"Design is about giving people the quality of life they deserve."
— Patricia Moore
Moore acknowledged that great strides have been made in designing for inclusivity of all lifestyles and abilities, but cautioned that there is still work to be done. She sees the current global socioeconomic landscape as a chance to discover what else is possible.
“We have challenges. They are many and great. Growing disparity between the rich and the poor. … Our commonalities are eroding. … Hate has taken us to places where everyone is at risk and the most innocent among us are thrown from their homes and their quality of life,” she said, adding that considering climate change, that includes the animal kingdom. “That gives designers opportunities.”
One area of great opportunity Moore identified is the aging boomer population, one-fifth of whom she said are considered “RINKs”: retired, independent, with no kids. That specific group of people have given rise to what are being called accessory dwelling units — essentially a second, smaller dwelling on the same grounds as a regular-sized single-family home. They’re becoming necessary to accommodate members of extended family as the model of the typical American family is morphing into one that is less nuclear and more amorphous and intergenerational.

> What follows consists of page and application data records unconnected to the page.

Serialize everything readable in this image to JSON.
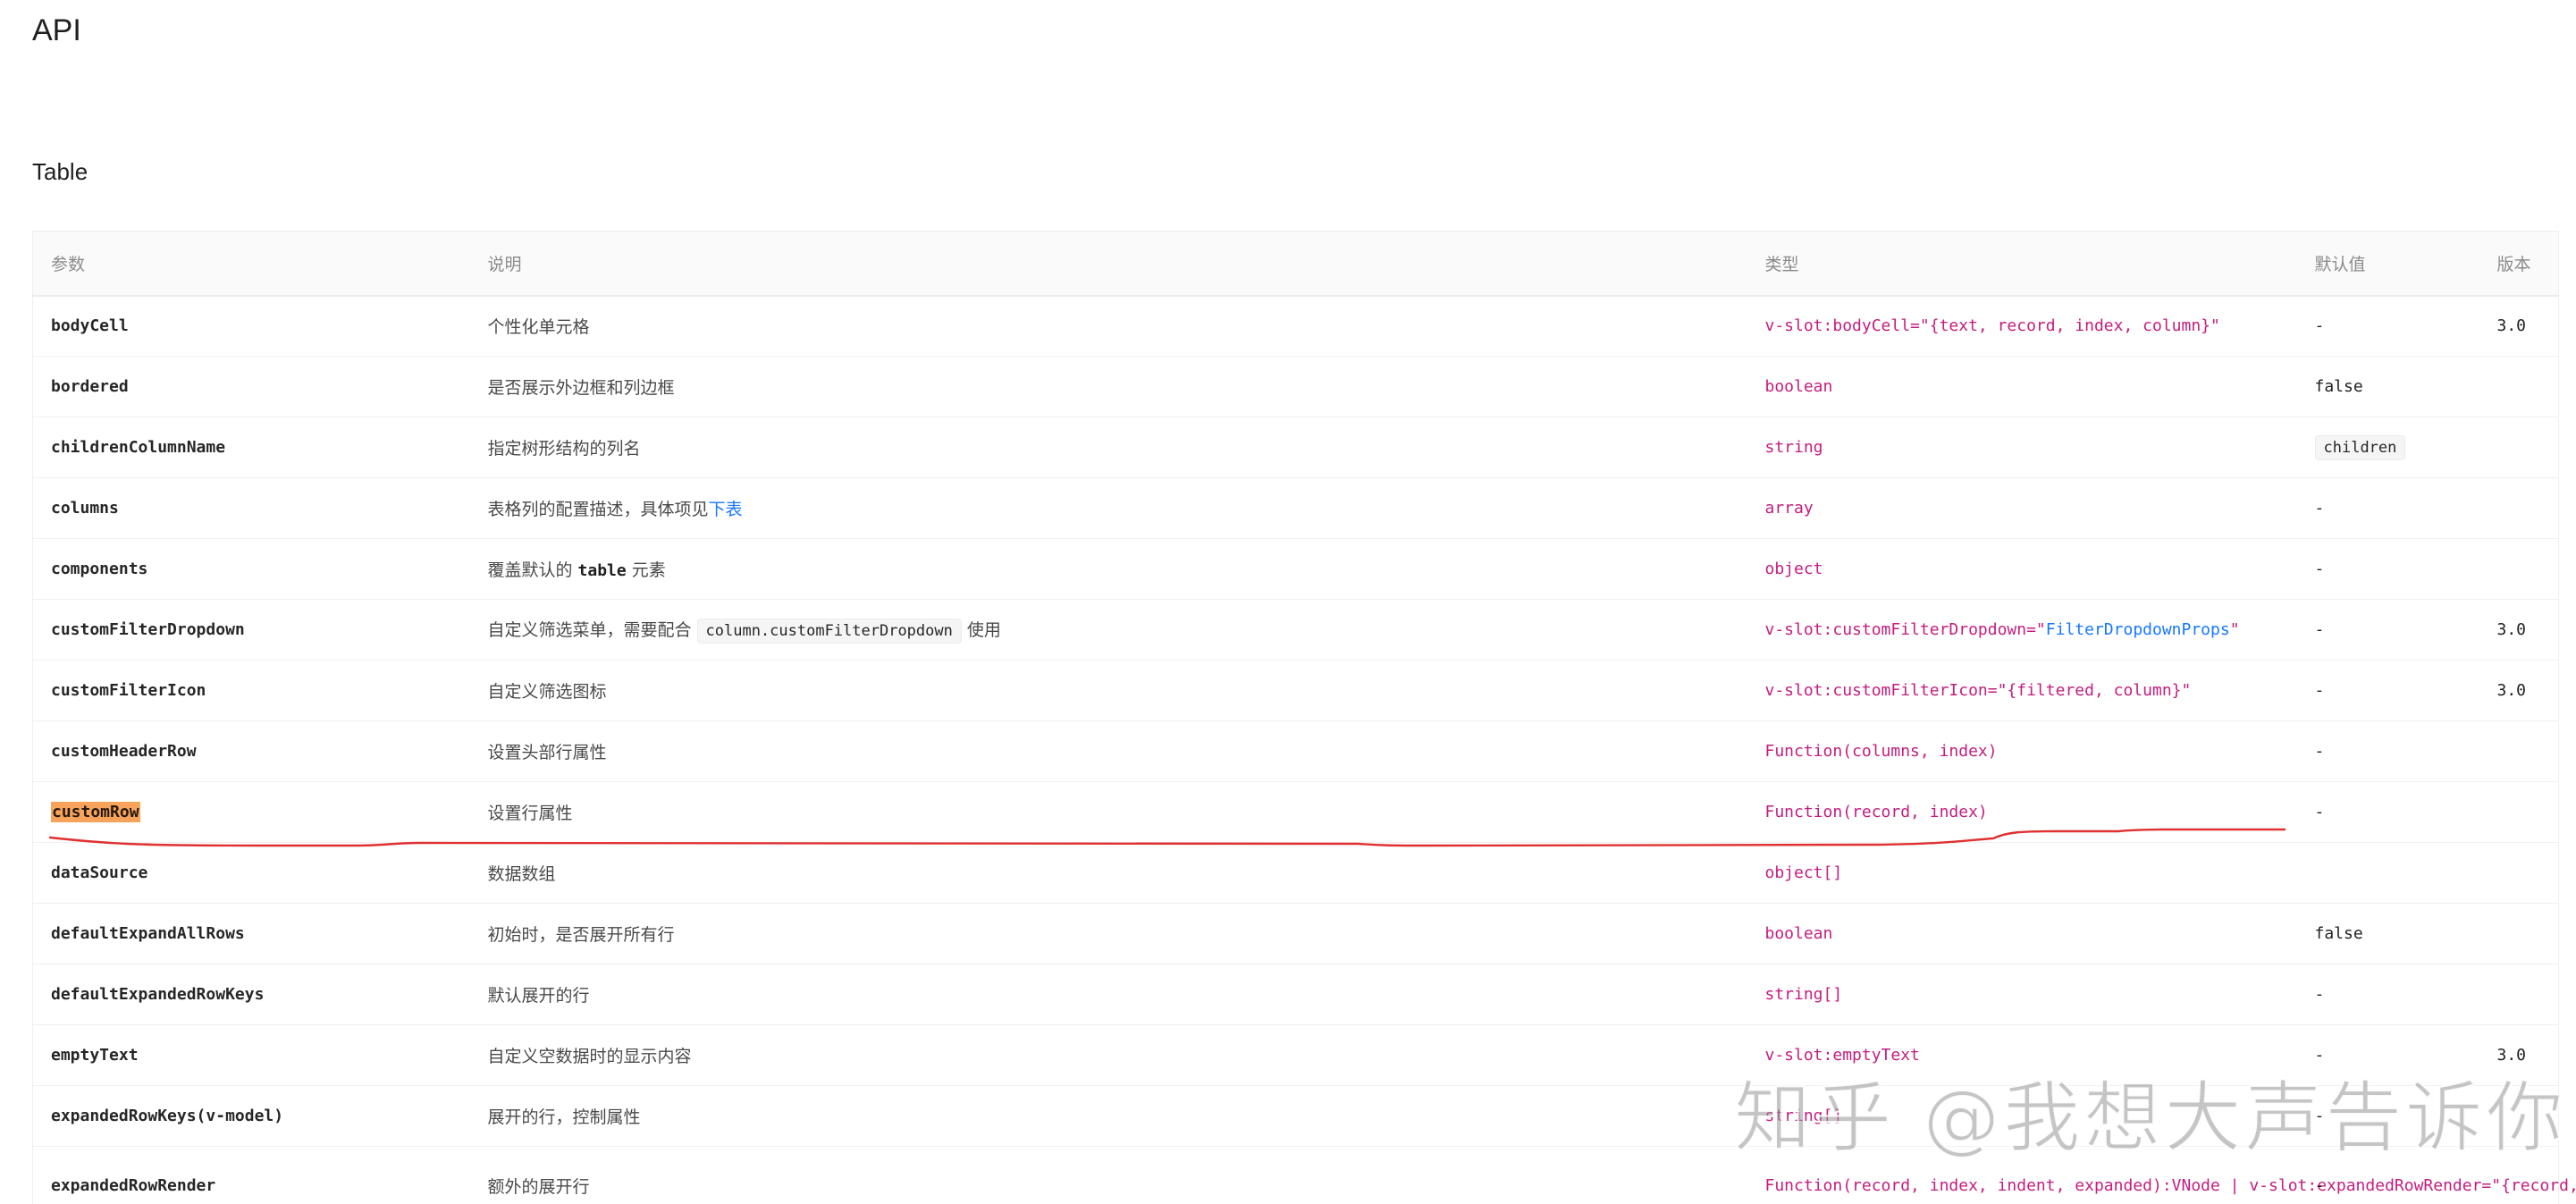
{
  "headings": {
    "api": "API",
    "table": "Table"
  },
  "table": {
    "headers": [
      "参数",
      "说明",
      "类型",
      "默认值",
      "版本"
    ],
    "rows": [
      {
        "param": "bodyCell",
        "desc": "个性化单元格",
        "type": "v-slot:bodyCell=\"{text, record, index, column}\"",
        "default": "-",
        "version": "3.0"
      },
      {
        "param": "bordered",
        "desc": "是否展示外边框和列边框",
        "type": "boolean",
        "default": "false",
        "version": ""
      },
      {
        "param": "childrenColumnName",
        "desc": "指定树形结构的列名",
        "type": "string",
        "default": "children",
        "version": ""
      },
      {
        "param": "columns",
        "desc_before": "表格列的配置描述，具体项见",
        "desc_link": "下表",
        "type": "array",
        "default": "-",
        "version": ""
      },
      {
        "param": "components",
        "desc_before": "覆盖默认的",
        "desc_code": "table",
        "desc_after": "元素",
        "type": "object",
        "default": "-",
        "version": ""
      },
      {
        "param": "customFilterDropdown",
        "desc_before": "自定义筛选菜单，需要配合",
        "desc_code": "column.customFilterDropdown",
        "desc_after": "使用",
        "type_before": "v-slot:customFilterDropdown=\"",
        "type_link": "FilterDropdownProps",
        "type_after": "\"",
        "default": "-",
        "version": "3.0"
      },
      {
        "param": "customFilterIcon",
        "desc": "自定义筛选图标",
        "type": "v-slot:customFilterIcon=\"{filtered, column}\"",
        "default": "-",
        "version": "3.0"
      },
      {
        "param": "customHeaderRow",
        "desc": "设置头部行属性",
        "type": "Function(columns, index)",
        "default": "-",
        "version": ""
      },
      {
        "param": "customRow",
        "desc": "设置行属性",
        "type": "Function(record, index)",
        "default": "-",
        "version": ""
      },
      {
        "param": "dataSource",
        "desc": "数据数组",
        "type": "object[]",
        "default": "",
        "version": ""
      },
      {
        "param": "defaultExpandAllRows",
        "desc": "初始时，是否展开所有行",
        "type": "boolean",
        "default": "false",
        "version": ""
      },
      {
        "param": "defaultExpandedRowKeys",
        "desc": "默认展开的行",
        "type": "string[]",
        "default": "-",
        "version": ""
      },
      {
        "param": "emptyText",
        "desc": "自定义空数据时的显示内容",
        "type": "v-slot:emptyText",
        "default": "-",
        "version": "3.0"
      },
      {
        "param": "expandedRowKeys(v-model)",
        "desc": "展开的行，控制属性",
        "type": "string[]",
        "default": "-",
        "version": ""
      },
      {
        "param": "expandedRowRender",
        "desc": "额外的展开行",
        "type": "Function(record, index, indent, expanded):VNode | v-slot:expandedRowRender=\"{record, index, indent, expanded}\"",
        "default": "-",
        "version": ""
      }
    ]
  },
  "watermark": "知乎 @我想大声告诉你",
  "colors": {
    "type_text": "#c41d7f",
    "link": "#1677ff",
    "highlight": "#f7a35c",
    "annotation_line": "#e03030"
  }
}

The idea is to create spaces where people can not just age in place, but thrive in place, she said, and that doesn’t stop with the built environment. “The most important component for wellness today is the caregiver,” and that means designing better training and compensation models for them.
In response to an audience question about whether the design of telehealth could be improved to provide more of a human touch feel, Moore said, “Only the presence of another person really fulfills that essential linkage of people in our lives … and we can’t replace that (with robots).” Though she added, “But I’m willing to try.”
Moore likes the idea of things like smart refrigerators and Mirror, an interactive fitness device that allows you to view personal health data, workout routines and your own reflection as you perform them. But she’s not entirely sold on them yet.
“I’m not sure that’s where the technology should be going, into things that can break down.” She’s also concerned about the price point of such tools. Fittingly, then, Moore closed her lecture with her thoughts on equity in design.
“The equity we deserve and the equity we desire is a matter of design,” she said. “It’s a matter of respect and sensible thinking … embracing and building bridges, not walls.”
Top photo: Internationally recognized industrial designer and gerontologist Patricia Moore delivers a lecture on design and wellness Wednesday, Feb. 26, at ASU's Downtown Phoenix campus. Photo by Charlie Leight